Always comply with the terms of your IID-restriction order during this transition, which include filling and submitting DL 920 and DL 922 forms simultaneously. You’re not allowed to operate your car unless it has an IID installed. Your role is to resolve all the contract issues when changing IID service providers without DMV involvement. You’re also mandated to get a provider that can accommodate your needs and collaborate with your current provider for the installed IID to be removed.
The term "standard removal," in this context, refers to the procedure of having an IID removed at the termination date of your IID-restriction order. An authorized installer should conduct this procedure and fill Sections I to IV of the DL 922 form. Completed forms should be submitted to MAU in three working days. The installer should keep one copy of the completed DL 922 form and give you another copy of the same.
Seek Help on Your IID-Restriction Order from a Lawyer Near Me
When convicted for a DUI crime, you may be mandated to install an ignition interlock device in your vehicle. To many people, having this device on the car can be embarrassing and frustrating.
It would help if you had legal advice to avoid the consequences associated with violating IID-restriction orders.
Our firm (Vista DUI Attorney) is comprised of lawyers who are reputable for taking on DUI defense cases across Vista and the entire North County region. We can help secure you a better deal for your DUI charges.

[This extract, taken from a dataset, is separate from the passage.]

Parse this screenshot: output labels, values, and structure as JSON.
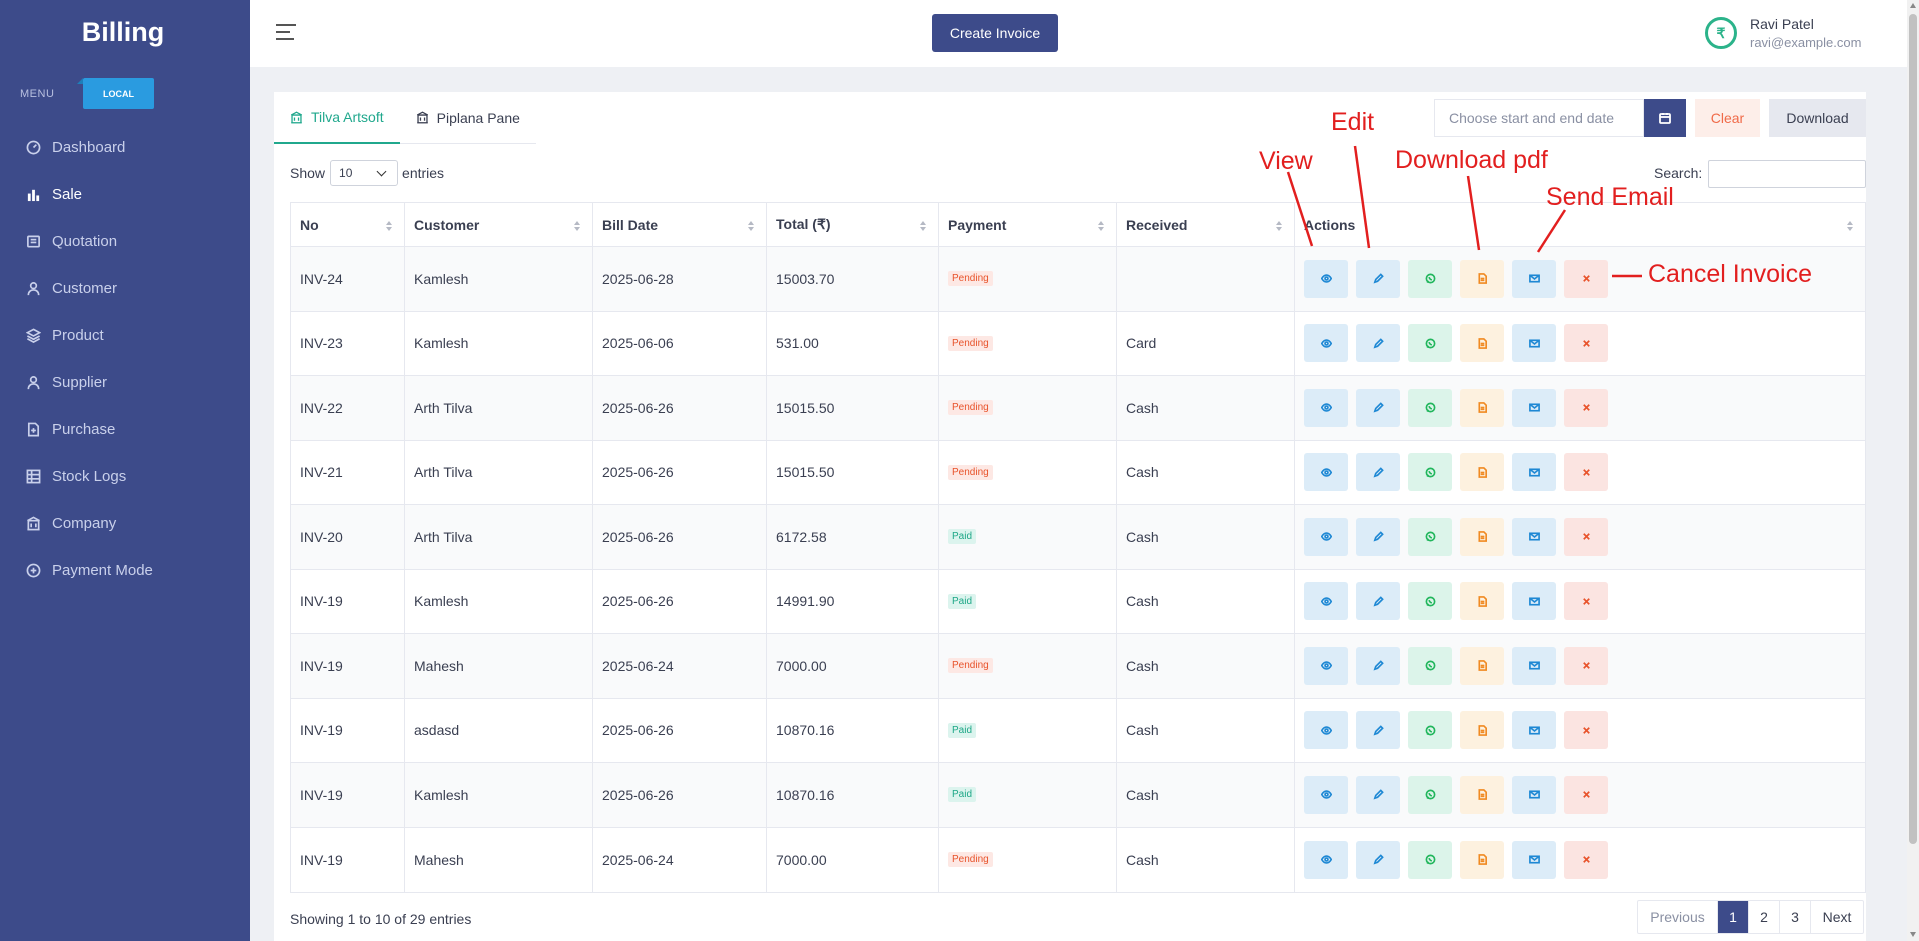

Our attorneys will be at your service to save you the embarrassment or frustration that comes with the criminal process and having to install an IID. Call our Vista DUI Lawyer now at 760-691-1540, we would love to offer you a free consultation.